■ **Given data**
-*-

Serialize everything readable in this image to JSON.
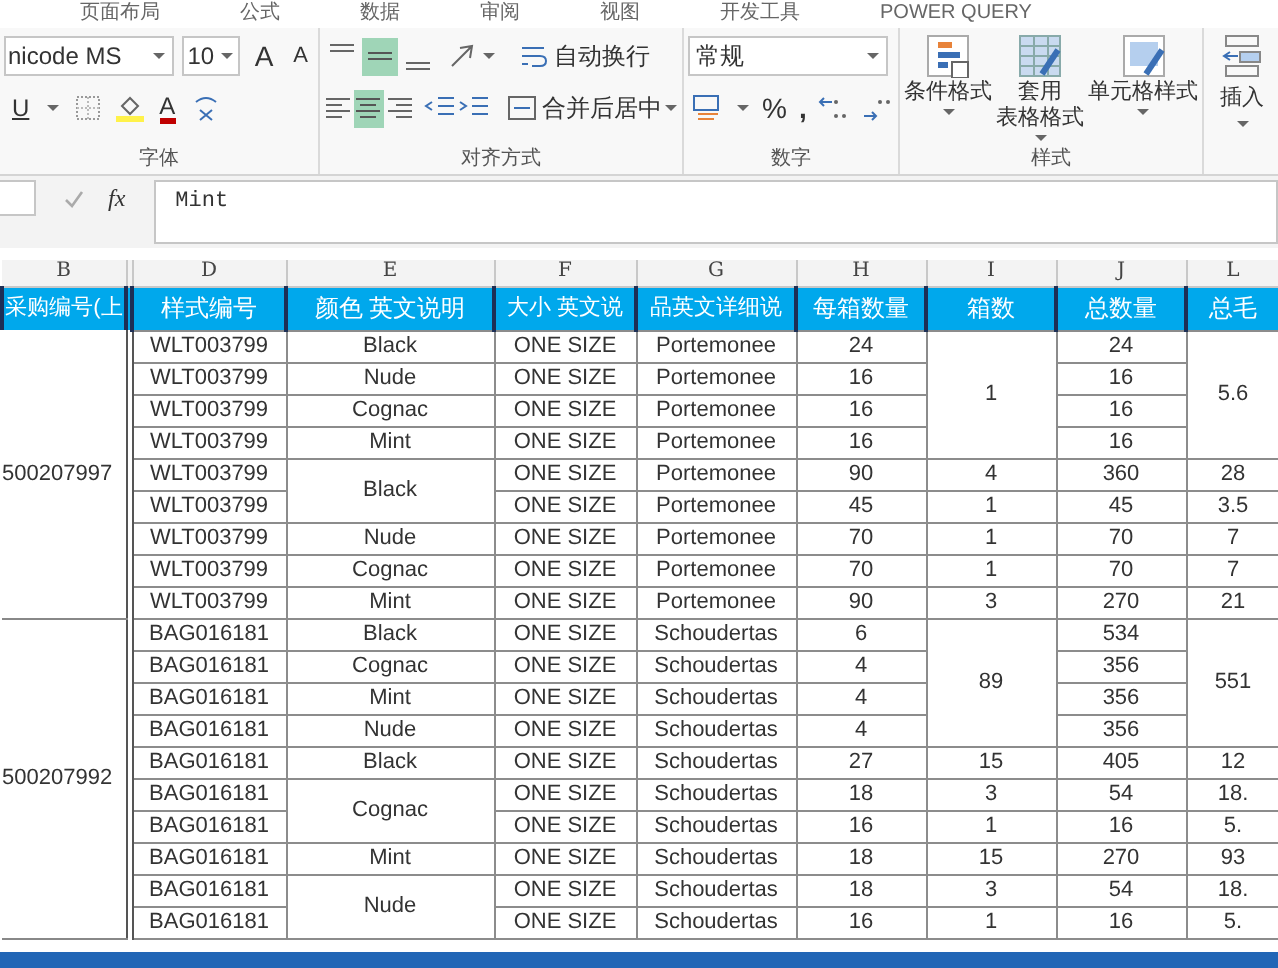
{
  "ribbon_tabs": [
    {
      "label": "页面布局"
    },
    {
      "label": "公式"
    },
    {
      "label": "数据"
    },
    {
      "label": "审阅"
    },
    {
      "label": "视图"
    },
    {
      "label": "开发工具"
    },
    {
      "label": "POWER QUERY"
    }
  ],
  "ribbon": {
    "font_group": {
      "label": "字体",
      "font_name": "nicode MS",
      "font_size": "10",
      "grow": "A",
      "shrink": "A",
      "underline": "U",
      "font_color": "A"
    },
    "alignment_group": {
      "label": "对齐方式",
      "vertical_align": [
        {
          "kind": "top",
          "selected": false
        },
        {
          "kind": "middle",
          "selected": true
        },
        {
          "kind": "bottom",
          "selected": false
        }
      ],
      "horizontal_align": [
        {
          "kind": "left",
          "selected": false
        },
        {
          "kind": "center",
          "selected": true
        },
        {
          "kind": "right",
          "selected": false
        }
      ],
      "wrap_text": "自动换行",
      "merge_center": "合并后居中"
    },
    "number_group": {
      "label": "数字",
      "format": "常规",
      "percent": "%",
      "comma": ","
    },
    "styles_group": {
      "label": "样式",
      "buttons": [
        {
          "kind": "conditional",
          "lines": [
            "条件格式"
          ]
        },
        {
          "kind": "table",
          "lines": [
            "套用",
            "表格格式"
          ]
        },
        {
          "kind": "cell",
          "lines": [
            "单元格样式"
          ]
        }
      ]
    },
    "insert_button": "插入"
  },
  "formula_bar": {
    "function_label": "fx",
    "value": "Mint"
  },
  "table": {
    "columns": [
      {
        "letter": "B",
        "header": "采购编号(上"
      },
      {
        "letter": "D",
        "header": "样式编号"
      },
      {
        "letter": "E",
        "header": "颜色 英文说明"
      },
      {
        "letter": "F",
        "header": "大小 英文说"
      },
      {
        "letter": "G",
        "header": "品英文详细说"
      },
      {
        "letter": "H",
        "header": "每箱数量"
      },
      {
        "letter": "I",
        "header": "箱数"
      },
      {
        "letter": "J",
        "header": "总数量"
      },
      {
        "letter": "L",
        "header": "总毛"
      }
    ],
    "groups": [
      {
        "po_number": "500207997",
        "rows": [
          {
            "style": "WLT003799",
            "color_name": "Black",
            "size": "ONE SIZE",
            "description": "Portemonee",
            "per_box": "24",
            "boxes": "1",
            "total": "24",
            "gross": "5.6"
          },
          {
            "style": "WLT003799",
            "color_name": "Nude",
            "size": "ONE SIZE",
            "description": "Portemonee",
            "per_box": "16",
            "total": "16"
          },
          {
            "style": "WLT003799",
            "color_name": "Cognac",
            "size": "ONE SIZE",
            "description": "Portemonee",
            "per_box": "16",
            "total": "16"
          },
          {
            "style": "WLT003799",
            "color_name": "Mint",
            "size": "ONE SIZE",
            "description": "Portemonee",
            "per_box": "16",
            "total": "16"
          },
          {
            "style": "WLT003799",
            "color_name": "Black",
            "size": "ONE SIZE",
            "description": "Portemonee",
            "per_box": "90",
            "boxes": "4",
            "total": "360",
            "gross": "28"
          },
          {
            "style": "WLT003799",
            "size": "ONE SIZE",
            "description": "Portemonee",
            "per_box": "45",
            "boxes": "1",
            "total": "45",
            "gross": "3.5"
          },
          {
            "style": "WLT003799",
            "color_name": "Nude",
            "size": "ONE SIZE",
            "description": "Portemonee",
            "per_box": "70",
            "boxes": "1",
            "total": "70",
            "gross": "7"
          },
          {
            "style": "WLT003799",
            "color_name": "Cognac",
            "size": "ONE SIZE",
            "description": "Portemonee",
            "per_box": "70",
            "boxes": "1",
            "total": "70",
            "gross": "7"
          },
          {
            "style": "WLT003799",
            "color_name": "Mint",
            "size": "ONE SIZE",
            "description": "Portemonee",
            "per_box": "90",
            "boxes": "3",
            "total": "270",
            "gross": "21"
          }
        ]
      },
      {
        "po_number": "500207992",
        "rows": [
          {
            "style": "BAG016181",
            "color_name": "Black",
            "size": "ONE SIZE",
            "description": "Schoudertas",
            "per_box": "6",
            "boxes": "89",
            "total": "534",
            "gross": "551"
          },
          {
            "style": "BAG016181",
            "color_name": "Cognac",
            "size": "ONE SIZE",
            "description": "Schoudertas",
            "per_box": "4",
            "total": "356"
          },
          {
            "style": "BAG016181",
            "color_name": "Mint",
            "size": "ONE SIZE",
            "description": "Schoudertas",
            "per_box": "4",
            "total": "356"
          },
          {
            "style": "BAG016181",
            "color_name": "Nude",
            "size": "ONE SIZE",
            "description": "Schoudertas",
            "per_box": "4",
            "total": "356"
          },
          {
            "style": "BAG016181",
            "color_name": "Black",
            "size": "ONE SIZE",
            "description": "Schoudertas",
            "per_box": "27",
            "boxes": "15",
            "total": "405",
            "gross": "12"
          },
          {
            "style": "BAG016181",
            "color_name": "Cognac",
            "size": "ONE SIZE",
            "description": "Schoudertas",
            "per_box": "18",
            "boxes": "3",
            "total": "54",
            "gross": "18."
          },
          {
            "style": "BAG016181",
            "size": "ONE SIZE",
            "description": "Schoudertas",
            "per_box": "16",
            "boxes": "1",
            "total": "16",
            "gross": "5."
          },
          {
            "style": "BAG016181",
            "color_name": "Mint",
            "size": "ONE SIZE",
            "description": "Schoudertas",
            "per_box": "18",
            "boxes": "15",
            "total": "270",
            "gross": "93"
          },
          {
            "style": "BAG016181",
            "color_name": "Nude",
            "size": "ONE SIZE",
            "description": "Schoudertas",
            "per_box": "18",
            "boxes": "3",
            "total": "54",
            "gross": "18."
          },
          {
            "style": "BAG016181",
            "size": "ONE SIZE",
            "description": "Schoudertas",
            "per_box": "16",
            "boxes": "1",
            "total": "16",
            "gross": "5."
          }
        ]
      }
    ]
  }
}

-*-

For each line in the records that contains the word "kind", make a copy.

■ **Solution for this task**
          "kind": "top",
          "kind": "middle",
          "kind": "bottom",
          "kind": "left",
          "kind": "center",
          "kind": "right",
          "kind": "conditional",
          "kind": "table",
          "kind": "cell",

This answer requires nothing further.